The world of Memes
What are memes? Where did they come from? And what do they represent? This blog will focus on the world of memes, and how the convergence of media has shaped the fabric of our world, and how today’s creationist industries and politics and how we, as a creative audience have understood it.
A distinct interpretation of convergent media as an audience can be understood by the word meme… Memes can be categorised into three distinct genres which best describe memetic transformation: spreadable media, emergent meme, and meme. Memes can be seen as messages which are remixed, and are spread on the internet like wildfire through members of such participatory digital culture. Or, in other words, it is ‘’an idea, behaviour or style that spreads from person to person within a culture’’ (Dawkins, 1976). But, to express this idea in a more updated term, ‘’an Internet meme is a piece of culture, typically a joke, which gains influence through online transmission’’ (Davison, 2012).
Memes are usually argued to have developed from emergent memes, which are furthered defined as remixed, or spreadable media. Memes can be further understood in depth through Anthony Giddens’ structuration theory, in order to truly understand the development of such Internet communication which has been achieved in participatory digital culture. Memes can be argued to have existed as early as the 1990’s, and have been argued to ‘’replicate at rates that make even fruit flies and yeast cells look glacial in comparison’’ (Dennett, 1993).
The world of memes should be very well looked at through a communication-oriented perspective. The term meme has been very widely familiarised itself in many aspects of the social and cultural worlds, such as philosophy, anthropology, linguistics, and psychology (Shifman, 2013). But it was not until the rapid spread of mass communication in participatory culture, researchers had finally started to learn and familiarise themselves with the theoretical research of memes.

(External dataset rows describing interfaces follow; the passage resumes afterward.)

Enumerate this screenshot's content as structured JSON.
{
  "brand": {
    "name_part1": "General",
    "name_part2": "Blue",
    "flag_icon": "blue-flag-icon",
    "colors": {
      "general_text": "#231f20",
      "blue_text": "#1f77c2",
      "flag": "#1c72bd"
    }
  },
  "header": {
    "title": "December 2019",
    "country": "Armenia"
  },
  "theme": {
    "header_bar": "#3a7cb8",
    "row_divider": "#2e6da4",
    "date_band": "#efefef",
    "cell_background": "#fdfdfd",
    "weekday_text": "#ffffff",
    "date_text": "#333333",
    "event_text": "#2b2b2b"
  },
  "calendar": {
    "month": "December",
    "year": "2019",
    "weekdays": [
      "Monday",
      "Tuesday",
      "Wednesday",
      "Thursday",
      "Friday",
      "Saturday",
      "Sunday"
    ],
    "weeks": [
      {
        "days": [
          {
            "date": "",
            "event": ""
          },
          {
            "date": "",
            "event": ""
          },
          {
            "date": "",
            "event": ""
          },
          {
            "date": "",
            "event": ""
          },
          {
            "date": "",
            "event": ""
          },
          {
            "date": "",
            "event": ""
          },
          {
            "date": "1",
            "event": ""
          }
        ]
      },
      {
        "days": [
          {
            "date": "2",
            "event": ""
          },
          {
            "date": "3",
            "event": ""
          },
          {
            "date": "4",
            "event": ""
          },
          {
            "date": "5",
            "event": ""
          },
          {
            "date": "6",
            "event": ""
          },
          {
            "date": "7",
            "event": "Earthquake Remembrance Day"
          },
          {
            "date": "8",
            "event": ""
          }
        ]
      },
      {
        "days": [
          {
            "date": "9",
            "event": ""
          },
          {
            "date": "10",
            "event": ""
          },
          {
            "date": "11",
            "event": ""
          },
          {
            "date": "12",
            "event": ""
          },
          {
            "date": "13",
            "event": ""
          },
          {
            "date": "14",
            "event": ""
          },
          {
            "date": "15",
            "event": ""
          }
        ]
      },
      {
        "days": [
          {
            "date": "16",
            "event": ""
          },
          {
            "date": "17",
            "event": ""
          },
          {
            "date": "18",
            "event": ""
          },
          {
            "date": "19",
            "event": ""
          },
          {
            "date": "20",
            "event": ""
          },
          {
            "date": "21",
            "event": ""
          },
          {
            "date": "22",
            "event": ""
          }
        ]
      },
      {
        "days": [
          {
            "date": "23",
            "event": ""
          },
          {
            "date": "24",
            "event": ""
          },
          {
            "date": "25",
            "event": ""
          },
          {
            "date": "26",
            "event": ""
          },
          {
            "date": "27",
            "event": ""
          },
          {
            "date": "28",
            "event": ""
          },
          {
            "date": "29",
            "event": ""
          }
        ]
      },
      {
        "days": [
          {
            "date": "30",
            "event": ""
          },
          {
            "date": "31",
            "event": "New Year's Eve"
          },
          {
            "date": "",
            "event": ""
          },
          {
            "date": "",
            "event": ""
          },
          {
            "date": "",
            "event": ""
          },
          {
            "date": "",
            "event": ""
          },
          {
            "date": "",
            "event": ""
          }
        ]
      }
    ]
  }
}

In this era, which is solely marked by a total convergence of media platforms (Jenkins, 2006), memes can now be seen as a higher relevance than they ever were before to mass media and communications research. They can be viewed as a type of communication where words and cultures know no boundaries, and through the help of spreadable mass media, it is a category of communication on its own. Memetic language on the Internet can be seen as a whole factor of communications, where text has been replaced by image, and language knows no barriers. One can argue that it is a form of communication where people of all cultures and backgrounds can freely engage in without the sentiment of not being understood, and is a translation in its own enigmatic way.
Nowadays, the trend of memes on social media websites such as Facebook, Flickr, and Instagram have a more humorist approach toward them, where worldwide or everyday matters are subjected in a humorist limelight. Thus it adds to the whole ‘communication’ aspect, and further encourages audiences of all backgrounds to engage without any cultural or linguistic barriers.
- Dawkins, R. (1976) The Selfish Gene. Oxford, England: Oxford University Press.
- Davison, P. (2012) The Language of Internet Memes. NYU Press.
- Dennett, D.C. (1993) Consciousness Explained. Boston, MA: Little, Brown, & co.
- Shifman, L. (2013) Memes in a Digital World: Reconciling with a Conceptual Troublemaker. International Communication Association.